Tuesday, March 5, 2013

by Scott Tucker

Even if we take class divisions for granted (as mainstream economists do), then the real picture of material inequality in the United States is staggering. And it has grown much worse in recent decades. Watch the short video below to get a clear picture of just how much wealth the upper 1 percent owns in the United States. By the way, even that 1 percent might be broken out into subcategories, since the upper tenth fraction of that upper 1 percent also has a steeper increase in total wealth.
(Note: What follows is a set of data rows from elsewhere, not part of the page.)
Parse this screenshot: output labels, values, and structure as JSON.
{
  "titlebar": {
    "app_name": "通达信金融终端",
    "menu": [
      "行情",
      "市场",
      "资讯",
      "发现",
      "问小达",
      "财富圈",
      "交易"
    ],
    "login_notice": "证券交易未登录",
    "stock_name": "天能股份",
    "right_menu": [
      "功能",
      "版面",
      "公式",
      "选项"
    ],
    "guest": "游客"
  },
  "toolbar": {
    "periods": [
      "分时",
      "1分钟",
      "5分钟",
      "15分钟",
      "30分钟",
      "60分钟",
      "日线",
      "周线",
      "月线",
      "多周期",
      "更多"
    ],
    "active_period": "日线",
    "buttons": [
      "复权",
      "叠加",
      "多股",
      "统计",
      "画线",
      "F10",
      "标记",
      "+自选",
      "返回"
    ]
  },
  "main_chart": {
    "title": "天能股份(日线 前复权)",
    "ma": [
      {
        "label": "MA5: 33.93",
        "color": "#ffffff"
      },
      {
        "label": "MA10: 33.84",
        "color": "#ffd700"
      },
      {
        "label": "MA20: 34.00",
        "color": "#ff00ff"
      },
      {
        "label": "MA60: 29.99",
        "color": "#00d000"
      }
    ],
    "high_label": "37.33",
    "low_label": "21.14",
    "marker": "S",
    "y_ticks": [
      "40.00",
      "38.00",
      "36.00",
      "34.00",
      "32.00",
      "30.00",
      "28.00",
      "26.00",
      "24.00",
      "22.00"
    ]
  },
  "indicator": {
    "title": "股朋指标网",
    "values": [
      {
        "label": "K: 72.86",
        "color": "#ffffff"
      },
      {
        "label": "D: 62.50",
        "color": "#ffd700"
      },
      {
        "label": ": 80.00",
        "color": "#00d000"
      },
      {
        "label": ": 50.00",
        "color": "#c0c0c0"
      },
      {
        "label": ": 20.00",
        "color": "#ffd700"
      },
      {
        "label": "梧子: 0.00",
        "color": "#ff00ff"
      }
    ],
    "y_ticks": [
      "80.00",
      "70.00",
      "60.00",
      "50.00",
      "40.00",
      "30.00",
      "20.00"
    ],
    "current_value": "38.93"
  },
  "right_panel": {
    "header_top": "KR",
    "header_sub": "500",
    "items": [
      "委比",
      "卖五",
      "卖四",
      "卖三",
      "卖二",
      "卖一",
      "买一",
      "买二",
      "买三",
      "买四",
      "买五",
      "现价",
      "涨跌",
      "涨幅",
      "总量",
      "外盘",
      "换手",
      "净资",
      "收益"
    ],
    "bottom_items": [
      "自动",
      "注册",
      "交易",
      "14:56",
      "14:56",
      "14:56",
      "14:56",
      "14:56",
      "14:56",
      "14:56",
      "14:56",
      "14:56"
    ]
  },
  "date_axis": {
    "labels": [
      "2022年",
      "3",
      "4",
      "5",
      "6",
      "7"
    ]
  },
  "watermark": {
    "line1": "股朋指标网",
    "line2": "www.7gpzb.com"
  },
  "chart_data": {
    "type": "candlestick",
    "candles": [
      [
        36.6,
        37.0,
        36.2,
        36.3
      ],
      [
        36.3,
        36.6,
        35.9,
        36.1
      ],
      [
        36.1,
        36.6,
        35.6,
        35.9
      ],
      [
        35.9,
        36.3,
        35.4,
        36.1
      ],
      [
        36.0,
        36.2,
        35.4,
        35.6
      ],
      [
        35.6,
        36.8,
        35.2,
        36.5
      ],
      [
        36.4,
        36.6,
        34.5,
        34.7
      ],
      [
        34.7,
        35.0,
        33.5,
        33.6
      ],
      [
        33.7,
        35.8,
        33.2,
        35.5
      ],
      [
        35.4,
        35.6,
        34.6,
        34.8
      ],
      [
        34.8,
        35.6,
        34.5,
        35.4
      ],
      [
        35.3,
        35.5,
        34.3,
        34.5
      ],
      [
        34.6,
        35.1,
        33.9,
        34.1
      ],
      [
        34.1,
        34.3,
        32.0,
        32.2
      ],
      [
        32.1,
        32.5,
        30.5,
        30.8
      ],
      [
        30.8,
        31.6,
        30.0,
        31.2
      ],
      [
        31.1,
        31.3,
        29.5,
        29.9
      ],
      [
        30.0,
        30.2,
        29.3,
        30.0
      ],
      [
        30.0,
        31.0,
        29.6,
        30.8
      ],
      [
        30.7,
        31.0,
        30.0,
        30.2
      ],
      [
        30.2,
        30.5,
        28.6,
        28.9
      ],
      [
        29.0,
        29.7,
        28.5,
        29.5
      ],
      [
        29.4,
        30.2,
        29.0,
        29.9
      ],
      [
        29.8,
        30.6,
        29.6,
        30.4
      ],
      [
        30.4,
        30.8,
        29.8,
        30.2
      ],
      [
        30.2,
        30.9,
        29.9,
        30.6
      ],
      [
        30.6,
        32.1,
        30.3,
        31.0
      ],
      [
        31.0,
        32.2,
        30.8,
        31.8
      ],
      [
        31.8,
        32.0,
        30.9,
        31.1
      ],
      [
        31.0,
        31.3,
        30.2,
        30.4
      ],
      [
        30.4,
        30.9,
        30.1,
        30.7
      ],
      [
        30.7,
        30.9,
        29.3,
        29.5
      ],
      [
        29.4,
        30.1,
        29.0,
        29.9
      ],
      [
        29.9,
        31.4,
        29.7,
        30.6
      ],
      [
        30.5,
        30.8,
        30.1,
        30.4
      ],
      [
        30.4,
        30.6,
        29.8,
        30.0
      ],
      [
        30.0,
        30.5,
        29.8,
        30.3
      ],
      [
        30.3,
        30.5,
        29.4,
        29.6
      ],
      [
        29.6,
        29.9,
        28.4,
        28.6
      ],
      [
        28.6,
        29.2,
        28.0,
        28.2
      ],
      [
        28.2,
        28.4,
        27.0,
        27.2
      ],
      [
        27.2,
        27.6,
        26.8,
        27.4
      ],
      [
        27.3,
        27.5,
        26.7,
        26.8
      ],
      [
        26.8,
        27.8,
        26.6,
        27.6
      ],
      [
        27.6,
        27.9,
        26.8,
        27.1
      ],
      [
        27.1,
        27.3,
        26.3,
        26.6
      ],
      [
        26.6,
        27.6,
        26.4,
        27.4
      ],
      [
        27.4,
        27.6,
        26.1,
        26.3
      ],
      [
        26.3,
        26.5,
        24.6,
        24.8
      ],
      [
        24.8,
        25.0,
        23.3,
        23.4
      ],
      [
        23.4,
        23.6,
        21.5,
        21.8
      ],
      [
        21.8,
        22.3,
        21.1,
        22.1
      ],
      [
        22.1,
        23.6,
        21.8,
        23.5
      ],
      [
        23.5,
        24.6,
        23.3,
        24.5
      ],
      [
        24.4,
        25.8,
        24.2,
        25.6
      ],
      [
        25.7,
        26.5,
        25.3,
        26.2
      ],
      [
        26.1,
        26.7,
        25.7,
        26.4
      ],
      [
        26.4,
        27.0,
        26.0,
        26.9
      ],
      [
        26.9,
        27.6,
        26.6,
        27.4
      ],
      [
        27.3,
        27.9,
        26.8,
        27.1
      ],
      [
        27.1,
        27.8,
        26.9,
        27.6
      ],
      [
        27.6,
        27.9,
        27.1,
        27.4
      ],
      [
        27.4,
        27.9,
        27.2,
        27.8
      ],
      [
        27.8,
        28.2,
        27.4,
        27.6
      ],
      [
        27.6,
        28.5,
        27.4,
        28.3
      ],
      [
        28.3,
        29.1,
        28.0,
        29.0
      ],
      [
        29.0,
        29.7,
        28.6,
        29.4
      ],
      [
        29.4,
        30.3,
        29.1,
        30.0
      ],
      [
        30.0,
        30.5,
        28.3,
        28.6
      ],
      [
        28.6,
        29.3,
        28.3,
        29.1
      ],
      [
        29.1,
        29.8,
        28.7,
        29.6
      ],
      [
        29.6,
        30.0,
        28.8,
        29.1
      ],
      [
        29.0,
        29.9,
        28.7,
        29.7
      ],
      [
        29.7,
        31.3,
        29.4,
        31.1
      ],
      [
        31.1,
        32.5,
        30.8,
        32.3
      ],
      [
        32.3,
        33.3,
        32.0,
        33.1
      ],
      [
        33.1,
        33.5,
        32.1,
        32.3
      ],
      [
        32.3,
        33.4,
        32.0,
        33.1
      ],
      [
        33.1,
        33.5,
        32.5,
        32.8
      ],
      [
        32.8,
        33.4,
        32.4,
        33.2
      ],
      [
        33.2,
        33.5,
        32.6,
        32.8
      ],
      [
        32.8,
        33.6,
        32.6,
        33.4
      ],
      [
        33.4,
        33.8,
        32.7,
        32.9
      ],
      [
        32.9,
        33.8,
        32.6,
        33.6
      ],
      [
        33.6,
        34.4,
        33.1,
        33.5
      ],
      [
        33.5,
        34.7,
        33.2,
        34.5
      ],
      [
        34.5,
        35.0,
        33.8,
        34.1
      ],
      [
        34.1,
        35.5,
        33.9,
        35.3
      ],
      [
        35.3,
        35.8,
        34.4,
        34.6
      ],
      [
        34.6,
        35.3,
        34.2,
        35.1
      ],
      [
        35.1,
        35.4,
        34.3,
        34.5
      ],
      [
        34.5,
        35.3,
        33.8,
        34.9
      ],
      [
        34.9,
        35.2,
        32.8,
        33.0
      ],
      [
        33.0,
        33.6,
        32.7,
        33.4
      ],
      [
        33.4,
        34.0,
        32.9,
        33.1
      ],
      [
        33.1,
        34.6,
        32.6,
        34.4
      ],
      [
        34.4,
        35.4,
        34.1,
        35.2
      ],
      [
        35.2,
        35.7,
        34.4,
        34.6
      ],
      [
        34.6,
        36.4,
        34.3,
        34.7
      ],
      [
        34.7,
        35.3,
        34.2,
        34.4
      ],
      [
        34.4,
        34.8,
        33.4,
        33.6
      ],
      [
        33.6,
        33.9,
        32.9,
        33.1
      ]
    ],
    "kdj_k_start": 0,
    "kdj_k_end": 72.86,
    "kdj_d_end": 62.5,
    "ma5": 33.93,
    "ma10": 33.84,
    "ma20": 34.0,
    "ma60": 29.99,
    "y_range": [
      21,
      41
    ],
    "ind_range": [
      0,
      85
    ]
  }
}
Watch: The Staggering Extent of Wealth Inequality of America
At a recent meeting of the Socialist Party, I showed an old fashioned fold out printed graph of wealth distribution in the United States in the late 1970s. The middle class was already shrinking fast in those years. In the decades since, class divisions have only deepened at an ever faster rate. The working class has been pauperized, the middle class has been proletarianized, and the ruling class has polarized into a gold-plated gated community.

If we take capitalism for granted as the baseline of the economy (as the economist narrating the video below certainly does), then there is still a divorce between public perception of our class divisions and the brute reality.

Capitalism may be construed “ideally” as a pyramid with a wide working class base in the lower fifth (or twenty percent of total population), a solid middle three-fifths of middle class citizens (or sixty percent of the population), and an upper fifth of the rich (again, twenty percent of population). Each fifth of the population would narrow smoothly upwards to the next higher level of income. Only the very capstone of such a pyramid (the upper fifth of the upper fifth of the population, let us say) would include the richest of the rich.

But that ideal was far removed from the real picture of our economy even by the year 1975. Already the category of the “working poor” and of the unemployed was swelling out of proportion at the base, the middle class was shrinking in the central layers of the class pyramid, and the richest of the rich were skyrocketing into the stratosphere with rapidly accumulating capital. In other words, the “ideal” pyramid of class division looked more like a pancake of social distress at the base, a narrowing middle class tightening the belt in the middle, and a space needle of the ruling class projecting beyond the moon toward Mars.

Democratic socialists favor the extension of democracy into the realm of the economy. And we do not take the recurrent cycles of capitalist boom and bust for granted, accompanied by erosion of civil liberties at home and by imperial adventures abroad. When you watch the video, you will notice that socialism is implicitly removed from the realm of possibility. Only the reform of existing class divisions is marked as the outer limits of human hope.

Nevertheless, watch the video because it is a graphic explanation of the difference between public perception of capitalism, and the present reality of class divisions.

Scott Tucker

1 comment:

  1. I almost feel like you're a little too quick to throw Capitalism as a whole under the bus here. What you say is true, our current capitalistic system is destroying the Working Class not just in the size our their wallet and their conditions of living but also in their minds convincing them that they themselves are the problem, not the system. Though some tenets of the basic principles of Capitalism (at least as I understood them) like an innovator can make a profit off of his ideas even if that gives him a bit more capital than his neighbor (provided his neighbor isn't inhibited in any way of course). The notion of "From each according to his means, and to each according to his contribution" always made sense to me. Of course the definition of contribution may need to be harshly examined to make sure labor is far more rewarded than it is today.